Task objective: Using the data below, find how many lines include the word "unit" and report that figure alone.

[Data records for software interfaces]
○ ○ ○ ○ ○ ○ ○

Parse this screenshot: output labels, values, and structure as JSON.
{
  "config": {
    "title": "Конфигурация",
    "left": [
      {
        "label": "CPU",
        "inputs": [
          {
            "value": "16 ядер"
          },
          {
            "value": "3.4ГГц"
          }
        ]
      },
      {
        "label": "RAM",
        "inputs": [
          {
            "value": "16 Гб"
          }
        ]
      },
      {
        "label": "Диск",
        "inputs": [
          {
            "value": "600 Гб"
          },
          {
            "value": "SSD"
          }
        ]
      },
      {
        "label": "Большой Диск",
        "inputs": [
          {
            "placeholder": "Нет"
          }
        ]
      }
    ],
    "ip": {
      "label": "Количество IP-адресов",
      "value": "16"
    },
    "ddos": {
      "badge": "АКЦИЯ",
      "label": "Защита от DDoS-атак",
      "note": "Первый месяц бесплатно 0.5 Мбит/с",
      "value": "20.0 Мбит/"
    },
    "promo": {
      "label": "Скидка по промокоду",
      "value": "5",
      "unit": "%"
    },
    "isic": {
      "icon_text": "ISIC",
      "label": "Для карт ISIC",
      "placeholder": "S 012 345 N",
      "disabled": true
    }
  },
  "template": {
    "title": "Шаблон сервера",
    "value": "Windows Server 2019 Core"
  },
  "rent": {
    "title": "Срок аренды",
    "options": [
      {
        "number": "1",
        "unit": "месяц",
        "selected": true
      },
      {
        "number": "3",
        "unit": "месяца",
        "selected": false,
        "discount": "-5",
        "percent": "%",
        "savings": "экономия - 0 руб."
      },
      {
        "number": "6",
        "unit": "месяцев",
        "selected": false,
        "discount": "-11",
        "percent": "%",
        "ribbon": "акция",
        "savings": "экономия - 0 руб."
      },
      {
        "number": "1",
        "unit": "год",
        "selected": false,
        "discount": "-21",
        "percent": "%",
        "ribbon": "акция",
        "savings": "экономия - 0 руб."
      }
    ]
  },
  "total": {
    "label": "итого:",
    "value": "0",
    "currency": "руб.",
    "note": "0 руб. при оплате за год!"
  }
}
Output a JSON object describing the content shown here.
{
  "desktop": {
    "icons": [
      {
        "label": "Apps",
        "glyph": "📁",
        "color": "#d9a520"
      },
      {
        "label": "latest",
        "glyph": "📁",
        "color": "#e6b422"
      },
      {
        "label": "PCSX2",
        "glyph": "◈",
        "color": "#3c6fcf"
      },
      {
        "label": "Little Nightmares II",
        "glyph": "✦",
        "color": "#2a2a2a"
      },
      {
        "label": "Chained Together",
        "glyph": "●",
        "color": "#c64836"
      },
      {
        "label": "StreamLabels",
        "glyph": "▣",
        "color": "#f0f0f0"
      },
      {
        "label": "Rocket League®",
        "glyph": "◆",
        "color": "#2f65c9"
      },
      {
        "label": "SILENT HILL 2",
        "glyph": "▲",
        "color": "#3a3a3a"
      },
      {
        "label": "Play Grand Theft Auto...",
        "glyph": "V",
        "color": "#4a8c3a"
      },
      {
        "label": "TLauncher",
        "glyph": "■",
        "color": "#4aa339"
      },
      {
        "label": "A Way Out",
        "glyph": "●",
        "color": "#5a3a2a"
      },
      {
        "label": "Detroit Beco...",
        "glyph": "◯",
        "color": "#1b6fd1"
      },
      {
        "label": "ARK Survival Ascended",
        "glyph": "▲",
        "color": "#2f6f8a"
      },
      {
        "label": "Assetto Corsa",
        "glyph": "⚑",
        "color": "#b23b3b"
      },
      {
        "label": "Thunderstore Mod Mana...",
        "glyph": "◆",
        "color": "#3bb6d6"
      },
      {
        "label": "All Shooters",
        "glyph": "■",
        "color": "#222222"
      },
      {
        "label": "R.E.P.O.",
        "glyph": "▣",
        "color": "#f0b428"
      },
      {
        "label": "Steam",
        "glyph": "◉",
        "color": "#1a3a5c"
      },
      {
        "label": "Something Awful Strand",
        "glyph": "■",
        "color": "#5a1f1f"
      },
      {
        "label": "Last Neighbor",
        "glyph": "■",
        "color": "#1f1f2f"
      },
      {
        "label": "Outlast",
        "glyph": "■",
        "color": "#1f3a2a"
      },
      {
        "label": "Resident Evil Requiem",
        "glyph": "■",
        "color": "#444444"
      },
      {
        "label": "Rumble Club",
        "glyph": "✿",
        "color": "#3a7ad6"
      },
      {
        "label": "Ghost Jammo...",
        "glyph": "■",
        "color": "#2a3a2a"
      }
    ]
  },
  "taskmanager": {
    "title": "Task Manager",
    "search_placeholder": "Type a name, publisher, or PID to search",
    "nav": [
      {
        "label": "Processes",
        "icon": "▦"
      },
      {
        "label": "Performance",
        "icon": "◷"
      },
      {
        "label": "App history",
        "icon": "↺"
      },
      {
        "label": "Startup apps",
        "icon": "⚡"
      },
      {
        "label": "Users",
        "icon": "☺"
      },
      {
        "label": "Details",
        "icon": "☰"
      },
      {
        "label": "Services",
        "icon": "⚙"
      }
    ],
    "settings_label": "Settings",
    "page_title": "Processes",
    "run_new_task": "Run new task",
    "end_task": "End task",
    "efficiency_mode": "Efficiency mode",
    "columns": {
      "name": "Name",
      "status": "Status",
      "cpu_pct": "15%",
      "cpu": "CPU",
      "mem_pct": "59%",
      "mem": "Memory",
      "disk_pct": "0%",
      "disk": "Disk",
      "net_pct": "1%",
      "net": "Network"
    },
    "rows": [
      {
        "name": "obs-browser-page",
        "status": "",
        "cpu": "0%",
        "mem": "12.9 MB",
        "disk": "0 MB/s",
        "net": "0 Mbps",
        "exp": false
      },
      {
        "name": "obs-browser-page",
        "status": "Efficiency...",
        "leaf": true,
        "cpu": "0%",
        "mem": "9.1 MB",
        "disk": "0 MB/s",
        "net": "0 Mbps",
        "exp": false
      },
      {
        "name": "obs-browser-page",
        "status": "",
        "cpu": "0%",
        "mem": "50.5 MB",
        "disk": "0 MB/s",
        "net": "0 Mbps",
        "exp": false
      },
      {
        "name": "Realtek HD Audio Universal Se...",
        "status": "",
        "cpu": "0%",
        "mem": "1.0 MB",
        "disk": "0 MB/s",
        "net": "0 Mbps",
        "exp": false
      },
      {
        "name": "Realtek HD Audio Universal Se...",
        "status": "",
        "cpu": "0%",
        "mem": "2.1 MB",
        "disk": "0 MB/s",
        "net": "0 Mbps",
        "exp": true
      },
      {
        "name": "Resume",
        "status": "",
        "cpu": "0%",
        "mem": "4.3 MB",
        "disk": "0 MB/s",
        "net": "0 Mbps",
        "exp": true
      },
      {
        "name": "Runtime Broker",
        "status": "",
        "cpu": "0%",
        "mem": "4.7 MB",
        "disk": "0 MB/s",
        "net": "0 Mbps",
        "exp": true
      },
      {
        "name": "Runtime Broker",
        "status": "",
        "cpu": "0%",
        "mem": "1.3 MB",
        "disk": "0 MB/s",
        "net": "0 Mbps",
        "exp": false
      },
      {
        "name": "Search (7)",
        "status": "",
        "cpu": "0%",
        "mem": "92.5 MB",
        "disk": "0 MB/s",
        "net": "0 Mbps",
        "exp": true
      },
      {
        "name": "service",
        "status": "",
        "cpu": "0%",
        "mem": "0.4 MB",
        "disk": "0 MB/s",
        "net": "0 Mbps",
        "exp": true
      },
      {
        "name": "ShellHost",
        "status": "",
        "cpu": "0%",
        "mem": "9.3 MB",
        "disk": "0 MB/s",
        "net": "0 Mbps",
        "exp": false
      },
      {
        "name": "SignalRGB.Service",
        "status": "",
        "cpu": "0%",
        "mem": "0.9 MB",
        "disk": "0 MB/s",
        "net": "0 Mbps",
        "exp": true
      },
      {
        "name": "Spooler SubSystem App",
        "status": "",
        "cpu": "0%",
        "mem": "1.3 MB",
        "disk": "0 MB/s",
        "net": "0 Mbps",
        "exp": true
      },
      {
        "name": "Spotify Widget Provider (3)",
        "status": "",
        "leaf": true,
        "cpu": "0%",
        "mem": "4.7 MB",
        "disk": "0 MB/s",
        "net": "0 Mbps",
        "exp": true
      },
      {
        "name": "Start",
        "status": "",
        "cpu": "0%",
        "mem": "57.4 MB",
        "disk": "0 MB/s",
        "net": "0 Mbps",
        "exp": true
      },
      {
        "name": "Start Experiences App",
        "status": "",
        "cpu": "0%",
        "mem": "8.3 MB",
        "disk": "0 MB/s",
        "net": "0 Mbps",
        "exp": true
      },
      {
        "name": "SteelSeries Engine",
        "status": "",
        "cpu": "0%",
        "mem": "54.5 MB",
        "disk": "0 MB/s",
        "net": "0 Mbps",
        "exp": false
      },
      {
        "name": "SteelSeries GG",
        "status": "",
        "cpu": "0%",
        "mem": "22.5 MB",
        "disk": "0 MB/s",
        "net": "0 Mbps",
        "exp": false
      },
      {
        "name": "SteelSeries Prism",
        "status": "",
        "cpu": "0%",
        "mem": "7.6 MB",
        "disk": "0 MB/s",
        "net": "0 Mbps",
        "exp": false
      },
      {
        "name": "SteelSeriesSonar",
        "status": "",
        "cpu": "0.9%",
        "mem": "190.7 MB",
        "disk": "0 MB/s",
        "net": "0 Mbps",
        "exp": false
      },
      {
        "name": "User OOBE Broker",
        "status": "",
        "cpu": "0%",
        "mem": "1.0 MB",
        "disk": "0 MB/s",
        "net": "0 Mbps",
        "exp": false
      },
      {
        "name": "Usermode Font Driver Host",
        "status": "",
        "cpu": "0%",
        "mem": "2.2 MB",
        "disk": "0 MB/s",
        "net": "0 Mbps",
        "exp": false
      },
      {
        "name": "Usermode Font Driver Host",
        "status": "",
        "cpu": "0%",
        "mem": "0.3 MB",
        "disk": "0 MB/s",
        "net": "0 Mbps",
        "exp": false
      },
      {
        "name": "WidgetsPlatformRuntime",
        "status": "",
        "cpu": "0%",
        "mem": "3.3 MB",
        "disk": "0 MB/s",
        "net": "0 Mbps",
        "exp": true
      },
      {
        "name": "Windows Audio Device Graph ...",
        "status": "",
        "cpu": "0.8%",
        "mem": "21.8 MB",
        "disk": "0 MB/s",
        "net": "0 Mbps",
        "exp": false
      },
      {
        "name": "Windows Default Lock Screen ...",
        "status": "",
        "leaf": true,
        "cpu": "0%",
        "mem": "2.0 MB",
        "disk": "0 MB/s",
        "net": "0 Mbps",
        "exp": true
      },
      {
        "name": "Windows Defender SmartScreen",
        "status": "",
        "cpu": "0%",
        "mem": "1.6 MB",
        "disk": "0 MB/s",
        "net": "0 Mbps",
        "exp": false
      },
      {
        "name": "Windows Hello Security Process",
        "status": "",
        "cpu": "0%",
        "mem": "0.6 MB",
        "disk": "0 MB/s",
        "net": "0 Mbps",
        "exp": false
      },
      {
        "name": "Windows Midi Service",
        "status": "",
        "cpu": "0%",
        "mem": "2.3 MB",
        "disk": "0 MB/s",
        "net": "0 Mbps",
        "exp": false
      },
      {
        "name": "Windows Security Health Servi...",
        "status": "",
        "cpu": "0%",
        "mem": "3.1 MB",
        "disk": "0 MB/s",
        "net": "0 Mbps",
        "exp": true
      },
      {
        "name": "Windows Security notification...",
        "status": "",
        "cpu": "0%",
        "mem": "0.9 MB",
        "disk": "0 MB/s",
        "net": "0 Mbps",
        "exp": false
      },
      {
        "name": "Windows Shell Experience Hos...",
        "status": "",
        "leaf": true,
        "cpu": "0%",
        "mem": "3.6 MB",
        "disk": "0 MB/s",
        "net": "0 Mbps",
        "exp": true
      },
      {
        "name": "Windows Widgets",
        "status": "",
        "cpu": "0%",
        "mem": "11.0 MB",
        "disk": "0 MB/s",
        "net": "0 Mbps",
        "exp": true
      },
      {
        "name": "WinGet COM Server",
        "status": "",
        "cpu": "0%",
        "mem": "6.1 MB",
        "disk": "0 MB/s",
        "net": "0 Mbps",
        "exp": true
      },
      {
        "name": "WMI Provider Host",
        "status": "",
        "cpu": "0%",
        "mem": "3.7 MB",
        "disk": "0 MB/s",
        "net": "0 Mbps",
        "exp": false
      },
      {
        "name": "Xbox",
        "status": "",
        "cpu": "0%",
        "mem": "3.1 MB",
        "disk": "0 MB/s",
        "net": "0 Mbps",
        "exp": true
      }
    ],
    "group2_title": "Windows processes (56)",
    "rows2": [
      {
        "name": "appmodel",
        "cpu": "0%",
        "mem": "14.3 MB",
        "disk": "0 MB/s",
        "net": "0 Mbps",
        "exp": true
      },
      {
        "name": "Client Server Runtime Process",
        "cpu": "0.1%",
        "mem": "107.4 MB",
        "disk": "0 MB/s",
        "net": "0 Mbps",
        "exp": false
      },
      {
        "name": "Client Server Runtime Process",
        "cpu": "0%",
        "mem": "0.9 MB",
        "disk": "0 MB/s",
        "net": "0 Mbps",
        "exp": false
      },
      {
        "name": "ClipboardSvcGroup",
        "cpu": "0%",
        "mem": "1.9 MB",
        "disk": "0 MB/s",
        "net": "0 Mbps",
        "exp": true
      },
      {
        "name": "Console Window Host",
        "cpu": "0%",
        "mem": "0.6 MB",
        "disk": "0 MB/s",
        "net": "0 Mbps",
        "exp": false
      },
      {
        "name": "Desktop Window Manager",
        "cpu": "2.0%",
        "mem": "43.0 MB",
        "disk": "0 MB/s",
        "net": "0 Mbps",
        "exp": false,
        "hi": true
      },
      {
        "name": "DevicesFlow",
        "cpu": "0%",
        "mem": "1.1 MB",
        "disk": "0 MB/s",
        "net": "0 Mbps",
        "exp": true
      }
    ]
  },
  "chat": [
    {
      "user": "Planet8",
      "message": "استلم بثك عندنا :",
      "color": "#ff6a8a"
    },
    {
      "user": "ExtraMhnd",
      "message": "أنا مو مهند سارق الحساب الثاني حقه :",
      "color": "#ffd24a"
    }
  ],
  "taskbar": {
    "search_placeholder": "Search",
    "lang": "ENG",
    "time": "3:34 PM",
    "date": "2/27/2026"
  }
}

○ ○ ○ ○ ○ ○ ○

Result for this exercise: 5